Your objective: Check every line of the entries below for the word "name", and copy the ones that have it.

The input:
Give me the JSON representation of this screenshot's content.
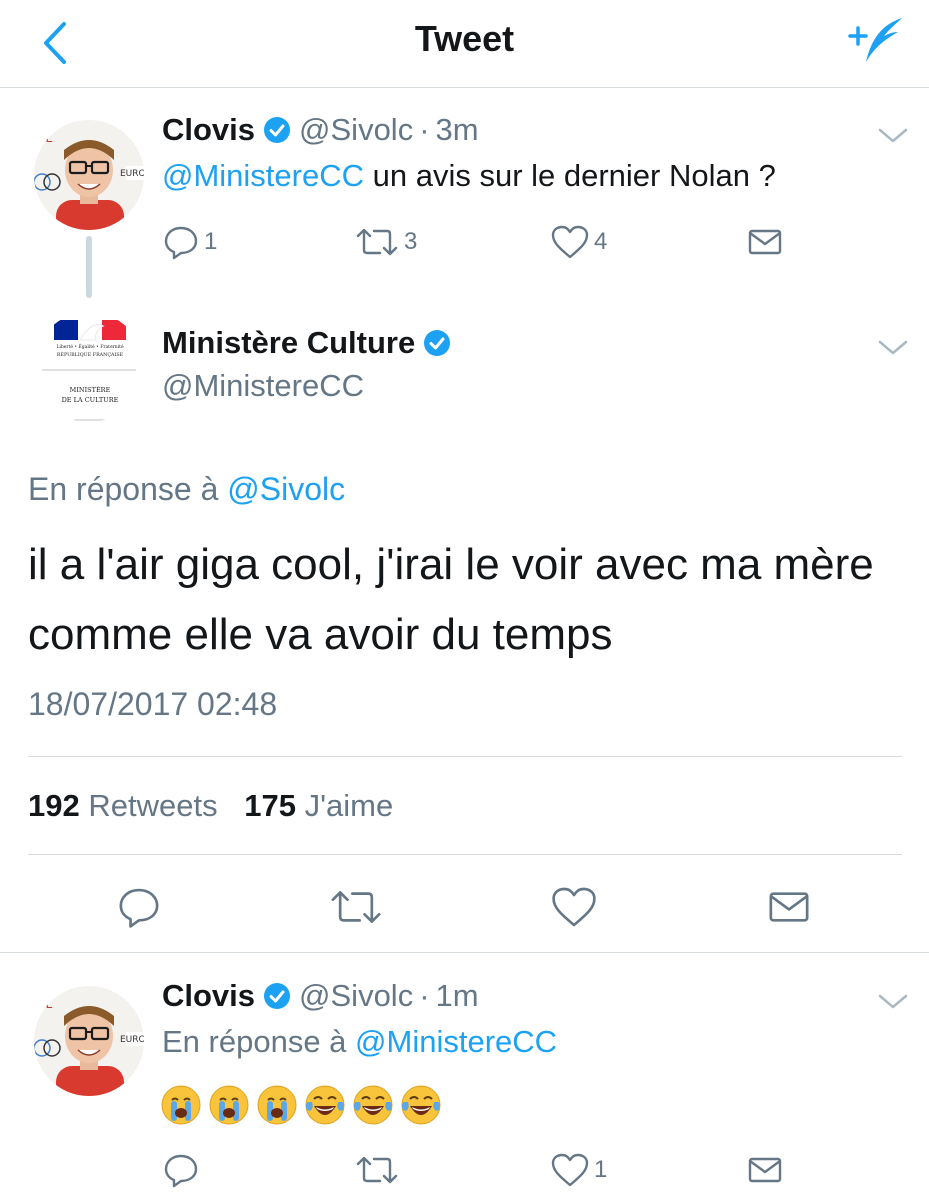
{
  "navbar": {
    "title": "Tweet",
    "back_icon": "chevron-left-icon",
    "compose_icon": "compose-tweet-icon"
  },
  "tweet1": {
    "name": "Clovis",
    "handle": "@Sivolc",
    "time": "3m",
    "mention": "@MinistereCC",
    "text": " un avis sur le dernier Nolan ?",
    "replies": "1",
    "retweets": "3",
    "likes": "4"
  },
  "main_tweet": {
    "name": "Ministère Culture",
    "handle": "@MinistereCC",
    "reply_prefix": "En réponse à ",
    "reply_to": "@Sivolc",
    "text": "il a l'air giga cool, j'irai le voir avec ma mère comme elle va avoir du temps",
    "timestamp": "18/07/2017 02:48",
    "retweet_count": "192",
    "retweet_label": "Retweets",
    "like_count": "175",
    "like_label": "J'aime",
    "logo_text": {
      "motto": "Liberté • Égalité • Fraternité",
      "republic": "RÉPUBLIQUE FRANÇAISE",
      "line1": "MINISTÈRE",
      "line2": "DE LA CULTURE"
    }
  },
  "tweet3": {
    "name": "Clovis",
    "handle": "@Sivolc",
    "time": "1m",
    "reply_prefix": "En réponse à ",
    "reply_to": "@MinistereCC",
    "emojis": [
      "crying-face",
      "crying-face",
      "crying-face",
      "tears-of-joy",
      "tears-of-joy",
      "tears-of-joy"
    ],
    "likes": "1"
  },
  "colors": {
    "accent": "#1da1f2",
    "muted": "#657786",
    "text": "#14171a",
    "border": "#d6dbdf"
  }
}
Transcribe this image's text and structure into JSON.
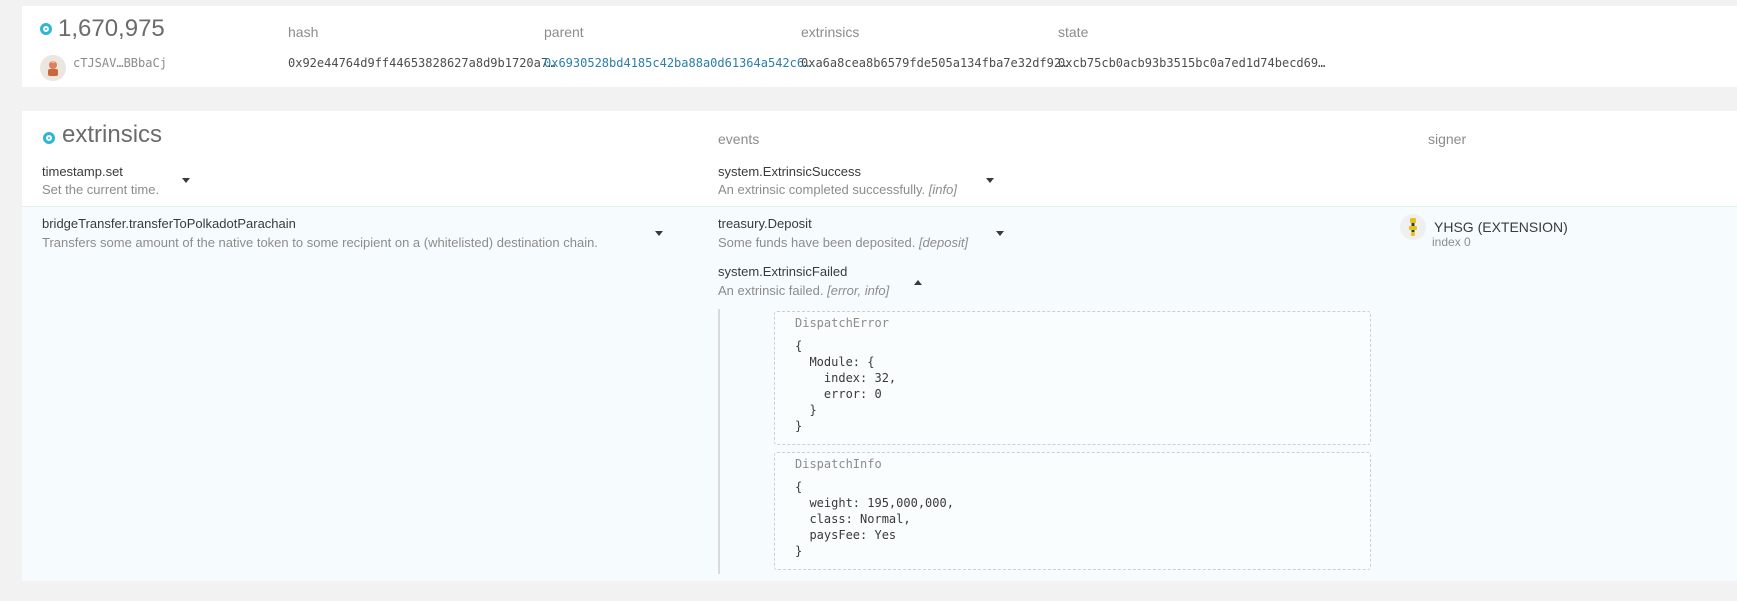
{
  "block": {
    "number": "1,670,975",
    "author": "cTJSAV…BBbaCj",
    "labels": {
      "hash": "hash",
      "parent": "parent",
      "extrinsics": "extrinsics",
      "state": "state"
    },
    "hash": "0x92e44764d9ff44653828627a8d9b1720a7…",
    "parent": "0x6930528bd4185c42ba88a0d61364a542c6…",
    "extrinsics_root": "0xa6a8cea8b6579fde505a134fba7e32df92…",
    "state_root": "0xcb75cb0acb93b3515bc0a7ed1d74becd69…"
  },
  "extrinsics": {
    "title": "extrinsics",
    "events_label": "events",
    "signer_label": "signer",
    "rows": [
      {
        "call": "timestamp.set",
        "description": "Set the current time.",
        "events": [
          {
            "name": "system.ExtrinsicSuccess",
            "description": "An extrinsic completed successfully.",
            "tag": "[info]"
          }
        ]
      },
      {
        "call": "bridgeTransfer.transferToPolkadotParachain",
        "description": "Transfers some amount of the native token to some recipient on a (whitelisted) destination chain.",
        "events": [
          {
            "name": "treasury.Deposit",
            "description": "Some funds have been deposited.",
            "tag": "[deposit]"
          },
          {
            "name": "system.ExtrinsicFailed",
            "description": "An extrinsic failed.",
            "tag": "[error, info]"
          }
        ],
        "params": [
          {
            "label": "DispatchError",
            "json": "{\n  Module: {\n    index: 32,\n    error: 0\n  }\n}"
          },
          {
            "label": "DispatchInfo",
            "json": "{\n  weight: 195,000,000,\n  class: Normal,\n  paysFee: Yes\n}"
          }
        ],
        "signer": {
          "name": "YHSG (EXTENSION)",
          "index": "index 0"
        }
      }
    ]
  },
  "colors": {
    "accent": "#2eb6d8",
    "link": "#2b7ea8",
    "highlight_row": "#f6fcfd"
  }
}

Exercise answer:
    "name": "Clovis",
    "name": "Ministère Culture",
    "name": "Clovis",
            "name": "system.ExtrinsicSuccess",
            "name": "treasury.Deposit",
            "name": "system.ExtrinsicFailed",
          "name": "YHSG (EXTENSION)",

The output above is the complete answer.